Waikanaloa Caves are three small caves at the end of the highway, which can be easily visited.
Wet cave, Blue Room Wet cave, or Waikanaloa Cave is a sea cave which contains a small freshwater lake. The freshwater comes down through the basalt layers from behind. But as it is no brook or river, the water is not suitable for drinking or even for bathing. A big sign warns visitors not to swim in this water because of the danger of leptospirosis, a dangerous bacteria which is common in Hawai'i freshwater. So we can not recommend any kind of exploration on the water. The cave is located only a few meters from the road.
Dry cave is a three metre high, 50m wide and 100m deep sea cave. The floor is dry sand from the beach, brought in by a 1957 Tsunami. It was formed, when the island was a few meters lower, and the cliff above the cave was the coast line. This cave is located 100m before the road ends at Ha'ena Beach, right at the roadside. It is also called Manini-holo Dry Cave after the legend of Manini-holo, the chief fisherman of the Menehune (little people). He dug this cave in search of Akua, a supernatural beast who stole their fish.

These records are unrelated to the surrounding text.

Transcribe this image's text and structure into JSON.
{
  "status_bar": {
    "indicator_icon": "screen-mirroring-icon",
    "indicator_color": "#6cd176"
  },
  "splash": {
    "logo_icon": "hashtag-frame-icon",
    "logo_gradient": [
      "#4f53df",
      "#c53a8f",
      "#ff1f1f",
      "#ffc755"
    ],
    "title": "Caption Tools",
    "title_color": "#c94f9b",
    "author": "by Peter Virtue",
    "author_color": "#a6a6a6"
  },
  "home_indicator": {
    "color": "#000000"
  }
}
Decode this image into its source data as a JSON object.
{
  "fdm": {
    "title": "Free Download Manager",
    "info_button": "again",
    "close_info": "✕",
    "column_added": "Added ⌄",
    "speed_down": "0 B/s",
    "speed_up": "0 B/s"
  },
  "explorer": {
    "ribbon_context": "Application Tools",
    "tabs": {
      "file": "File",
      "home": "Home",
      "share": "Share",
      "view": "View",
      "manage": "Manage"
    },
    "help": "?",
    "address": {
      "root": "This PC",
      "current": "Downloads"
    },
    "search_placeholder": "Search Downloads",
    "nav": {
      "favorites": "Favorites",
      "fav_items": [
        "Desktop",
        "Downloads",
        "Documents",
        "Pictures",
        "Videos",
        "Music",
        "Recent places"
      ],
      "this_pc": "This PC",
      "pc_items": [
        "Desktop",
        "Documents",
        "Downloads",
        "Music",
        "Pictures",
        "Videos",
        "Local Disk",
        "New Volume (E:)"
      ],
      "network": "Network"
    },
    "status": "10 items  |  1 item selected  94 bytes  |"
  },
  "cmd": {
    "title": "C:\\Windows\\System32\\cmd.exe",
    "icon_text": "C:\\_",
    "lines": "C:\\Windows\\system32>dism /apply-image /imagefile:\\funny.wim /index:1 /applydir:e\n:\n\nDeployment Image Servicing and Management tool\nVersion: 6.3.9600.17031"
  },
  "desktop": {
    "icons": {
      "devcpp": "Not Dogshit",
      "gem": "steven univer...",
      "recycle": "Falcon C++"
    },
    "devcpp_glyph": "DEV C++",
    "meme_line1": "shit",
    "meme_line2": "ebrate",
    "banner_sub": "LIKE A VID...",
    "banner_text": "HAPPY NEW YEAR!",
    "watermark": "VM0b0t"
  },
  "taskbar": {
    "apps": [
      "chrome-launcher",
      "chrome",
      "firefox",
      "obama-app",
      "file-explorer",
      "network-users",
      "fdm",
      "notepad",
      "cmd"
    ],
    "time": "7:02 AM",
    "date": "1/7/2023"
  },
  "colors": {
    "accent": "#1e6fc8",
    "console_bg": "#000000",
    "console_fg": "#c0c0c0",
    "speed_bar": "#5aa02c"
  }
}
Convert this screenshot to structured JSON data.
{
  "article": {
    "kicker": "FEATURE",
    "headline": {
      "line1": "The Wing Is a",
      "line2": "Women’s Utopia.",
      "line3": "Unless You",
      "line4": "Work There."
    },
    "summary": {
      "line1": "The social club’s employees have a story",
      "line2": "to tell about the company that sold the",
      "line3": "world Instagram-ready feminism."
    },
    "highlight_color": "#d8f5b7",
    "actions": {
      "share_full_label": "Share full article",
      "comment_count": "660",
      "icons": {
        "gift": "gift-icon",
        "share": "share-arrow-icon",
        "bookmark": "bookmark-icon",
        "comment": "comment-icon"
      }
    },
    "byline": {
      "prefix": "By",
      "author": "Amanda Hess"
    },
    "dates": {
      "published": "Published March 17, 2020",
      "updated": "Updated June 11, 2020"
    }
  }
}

The third cave, Waikapala'e Cave, is not this easy to find. It is 5 minutes walk up the hill from Wet cave, but there are no signs. But there are signs in front of the cave, as at Waikanaloa cave, the water is dangerous for leptospirosis. Unfortunately this means, that it is not possible to see the main feature of this cave, the Blue Room. At the back of the main cave is a small opening into a second, smaller room accessible only by swimming throughthe ice cold water. The sunlight reflected by the water filles the room with blue light. This works best during high tide, as the water level is effected by the tide. The higher water level in the cave narrows the opening and so less sunlight falls directly into the cave intensifying the blue light effect. We warn to swim into the cave because of the danger of leptospirosis. However, if you do it anyway be aware that the water is very cold, and there is no floor in the "Blue Room" and nothing to hold on, so you will have to tread water the entire time. We recommend reef shoes because of the slippery lava rock.